On the gently swaying, “Living In the Moment,” Mraz is so laid-back, he’s horizontal. “I let my past go past/and now I’m having more fun/I’m letting go of the thoughts that do not make me strong/and I believe this way can feel the same for everyone.” It’s a little like a musical version of one of those Wayne Dyer self-help/awareness programs that runs incessantly during PBS pledge drives.
When Mraz dials back the platitudes just a little bit, something quite enjoyable emerges, such as on “93 Million Miles,” where he reminds the listener that he/she can always come back home. It’s a lilting, lovely tune. Same with “Frank D. Fixer,” about Mraz’s grandfather, who “grew his own food and he could fix his own car/I watched it all happen in my backyard.” Set to a John Mayer-type mid-tempo shuffle, it’s the album’s strongest track and one that, while looking to the positive, doesn’t seem like it came straight out of an awareness training seminar...until he starting singing about the plight of the family farm. First single, “I Won’t Give Up,” has a pleasant persuasiveness.

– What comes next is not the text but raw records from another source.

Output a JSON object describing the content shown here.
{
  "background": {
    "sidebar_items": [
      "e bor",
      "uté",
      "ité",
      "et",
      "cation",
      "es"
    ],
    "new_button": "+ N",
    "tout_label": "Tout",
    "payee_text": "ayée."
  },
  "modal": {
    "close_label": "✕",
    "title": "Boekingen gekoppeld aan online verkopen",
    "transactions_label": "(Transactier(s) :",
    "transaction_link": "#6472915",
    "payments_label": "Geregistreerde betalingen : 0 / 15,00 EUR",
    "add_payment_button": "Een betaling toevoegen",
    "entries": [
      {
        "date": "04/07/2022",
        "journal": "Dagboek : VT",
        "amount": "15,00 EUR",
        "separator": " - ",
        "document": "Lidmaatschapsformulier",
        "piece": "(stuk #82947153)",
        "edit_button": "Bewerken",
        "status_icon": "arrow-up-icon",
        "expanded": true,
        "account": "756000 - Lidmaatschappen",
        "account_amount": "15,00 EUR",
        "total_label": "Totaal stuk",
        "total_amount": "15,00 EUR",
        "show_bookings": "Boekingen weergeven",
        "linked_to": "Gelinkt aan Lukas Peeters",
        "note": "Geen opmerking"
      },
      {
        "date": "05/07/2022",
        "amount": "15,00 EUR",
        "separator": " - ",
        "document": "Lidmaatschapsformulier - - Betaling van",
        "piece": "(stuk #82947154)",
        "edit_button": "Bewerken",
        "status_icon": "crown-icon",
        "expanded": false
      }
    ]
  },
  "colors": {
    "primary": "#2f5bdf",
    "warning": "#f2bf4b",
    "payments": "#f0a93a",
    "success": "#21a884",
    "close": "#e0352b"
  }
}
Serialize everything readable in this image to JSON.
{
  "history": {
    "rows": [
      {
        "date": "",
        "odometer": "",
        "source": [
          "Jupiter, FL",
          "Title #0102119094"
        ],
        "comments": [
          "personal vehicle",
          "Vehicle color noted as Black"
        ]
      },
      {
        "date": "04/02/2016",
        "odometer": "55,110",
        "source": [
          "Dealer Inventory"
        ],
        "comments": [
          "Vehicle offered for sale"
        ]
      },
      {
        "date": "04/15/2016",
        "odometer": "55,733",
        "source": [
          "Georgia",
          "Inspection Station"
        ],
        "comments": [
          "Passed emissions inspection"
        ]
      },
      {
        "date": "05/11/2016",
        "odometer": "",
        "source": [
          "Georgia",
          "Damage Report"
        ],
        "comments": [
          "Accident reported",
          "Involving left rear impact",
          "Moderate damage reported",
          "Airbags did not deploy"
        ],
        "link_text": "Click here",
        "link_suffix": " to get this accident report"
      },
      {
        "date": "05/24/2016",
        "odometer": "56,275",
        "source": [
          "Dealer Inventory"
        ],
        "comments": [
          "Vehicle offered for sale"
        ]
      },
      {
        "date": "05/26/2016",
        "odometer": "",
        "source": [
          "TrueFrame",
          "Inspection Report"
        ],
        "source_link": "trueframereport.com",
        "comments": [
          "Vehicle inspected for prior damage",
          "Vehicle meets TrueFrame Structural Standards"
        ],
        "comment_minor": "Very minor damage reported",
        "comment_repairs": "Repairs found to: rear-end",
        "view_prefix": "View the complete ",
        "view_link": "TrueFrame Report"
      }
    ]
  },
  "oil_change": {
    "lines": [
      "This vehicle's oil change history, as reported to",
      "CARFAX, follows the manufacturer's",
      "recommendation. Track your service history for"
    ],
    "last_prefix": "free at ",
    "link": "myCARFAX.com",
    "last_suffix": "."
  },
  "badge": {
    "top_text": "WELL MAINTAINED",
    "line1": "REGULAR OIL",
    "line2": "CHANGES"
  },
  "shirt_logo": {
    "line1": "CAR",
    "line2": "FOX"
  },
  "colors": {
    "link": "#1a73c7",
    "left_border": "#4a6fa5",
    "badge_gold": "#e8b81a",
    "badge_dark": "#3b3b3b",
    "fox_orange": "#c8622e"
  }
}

Mraz is someone who has always looked on the bright side of life and his music has reflected this optimistic world view. Often, it’s been to great effect, as on the irrepressible “The Remedy” or the ubiquitous “I’m Yours.” He sounds great here and the music is lilting, but he too often drowns in his own well-intentioned message.